TY - JOUR T1 - Anticentromere antibodies identify patients with Sjögren's syndrome and autoimmune overlap syndrome. AU - Salliot,Carine, AU - Gottenberg,Jacques-Eric, AU - Bengoufa,Djaouida, AU - Desmoulins,Frédéric, AU - Miceli-Richard,Corinne, AU - Mariette,Xavier, Y1 - 2007/10/15/ PY - 2007/10/17/pubmed PY - 2008/2/2/medline PY - 2007/10/17/entrez SP - 2253 EP - 8 JF - The Journal of rheumatology JO - J. Rheumatol. VL - 34 IS - 11 N2 - OBJECTIVE: To assess the prevalence and clinical and immunological significance of anticentromere antibodies (ACA) in patients with primary Sjögren's syndrome (pSS). METHODS: We retrospectively investigated the prevalence of ACA in patients with SS. We compared ACA-positive SS patients with ACA-negative pSS patients.
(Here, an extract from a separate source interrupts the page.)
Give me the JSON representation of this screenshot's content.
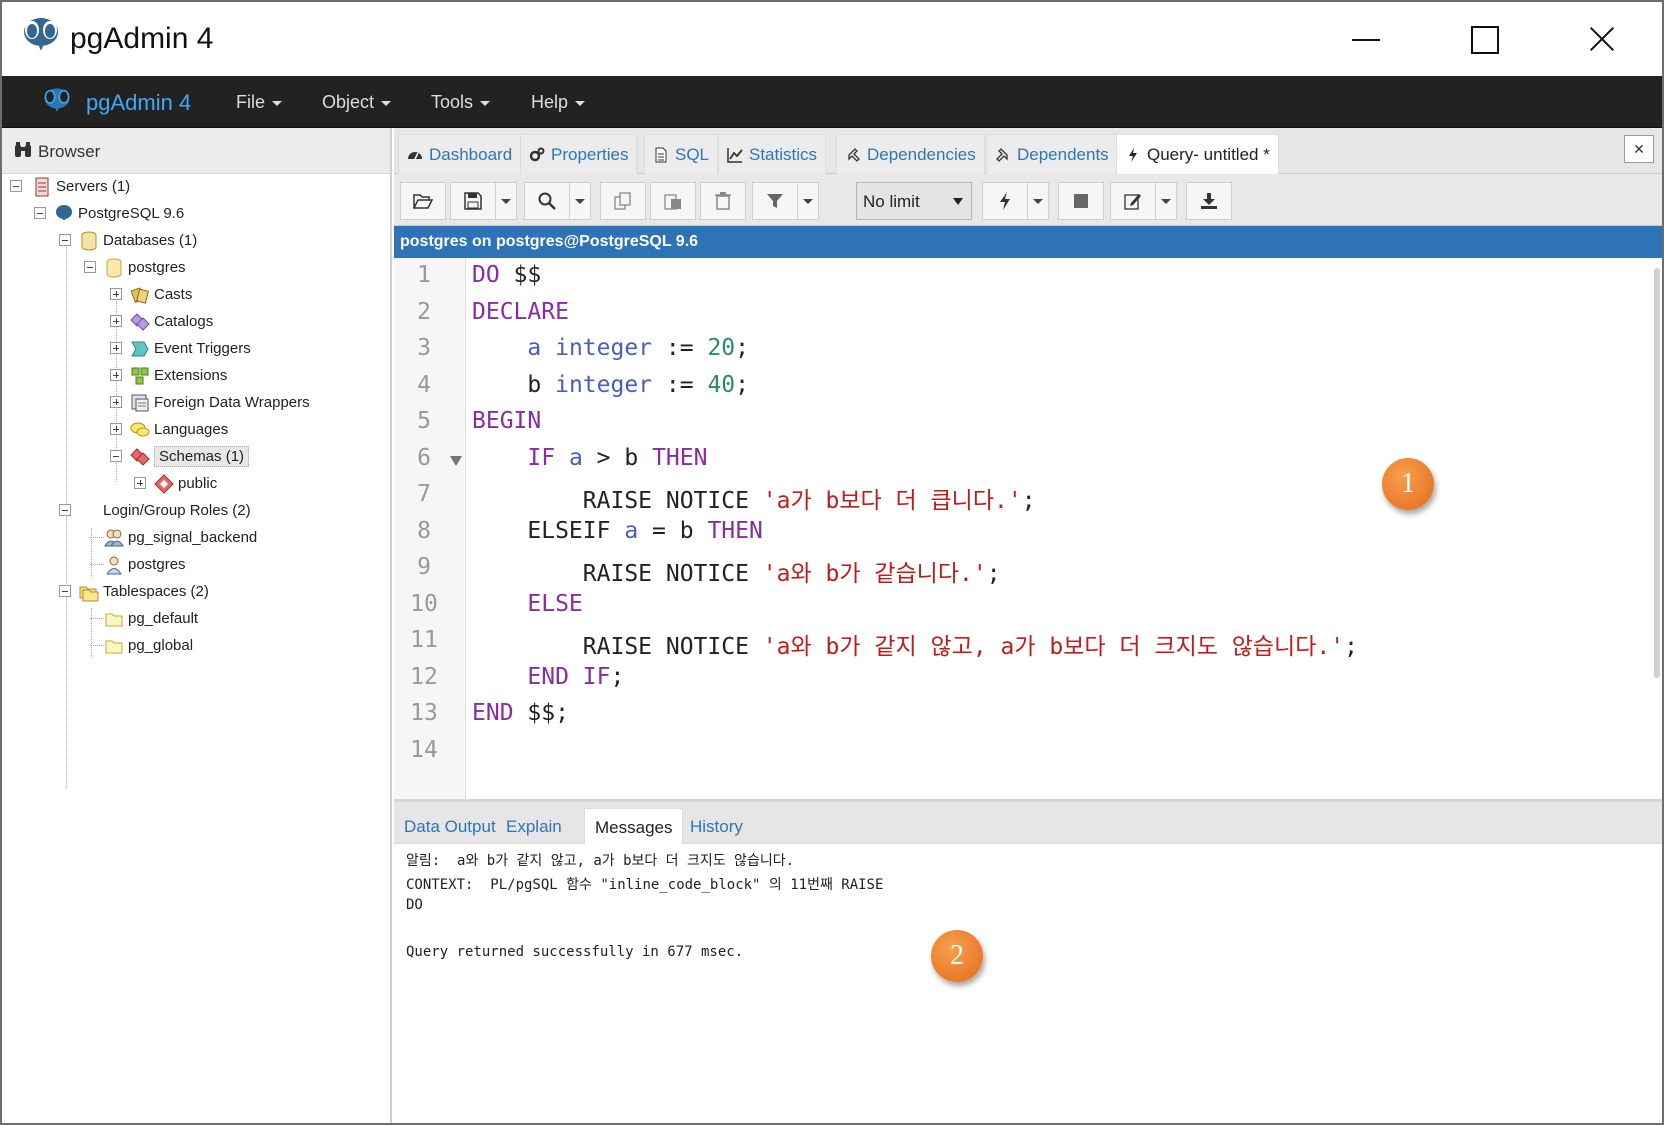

RESULTS: The prevalence of ACA among patients with pSS was 4.7% (10/212). Among the patients with SS and an associated autoimmune disease, 10 patients had ACA and limited cutaneous sclerosis (SSc). Clinical and immunological patterns did not differ between the 10 pSS patients with ACA alone and the 10 SS patients with ACA and SSc, except for presence of limited cutaneous SSc (lcSSc). Moreover, all ACA-positive sera recognized centromere protein-B on ELISA, regardless of the presence of SSc. The entire SS-ACA group (n = 20) showed greater frequency of Raynaud's phenomenon, objective xerophthalmia, peripheral neuropathy, and additional autoimmune disorders, especially primary biliary cirrhosis, compared to pSS patients without ACA (p = 0.005, p = 0.04, p = 0.001, p = 0.05, p < 0.0001, respectively). SS patients with ACA less frequently showed anti-SSA or anti-SSB antibodies than those without ACA (p = 0.0002, p = 0.01, respectively) but greater prevalence of autoantibodies other than anti-SSA/SSB or ACA (p = 0.001). CONCLUSION: Clinical and immunological features of SS were largely similar among SS patients with ACA with and without SSc. However, the presence of ACA among patients with SS allows identification of a subset of patients with "SS overlap syndrome," who show a wide diversity of autoimmunity, encompassing but not limited to SSc. SN - 0315-162X UR - https://www.unboundmedicine.com/medline/citation/17937465/Anticentromere_antibodies_identify_patients_with_Sjögren's_syndrome_and_autoimmune_overlap_syndrome_ L2 - http://www.jrheum.org/cgi/pmidlookup?view=long&amp;pmid=17937465 DB - PRIME DP - Unbound Medicine ER -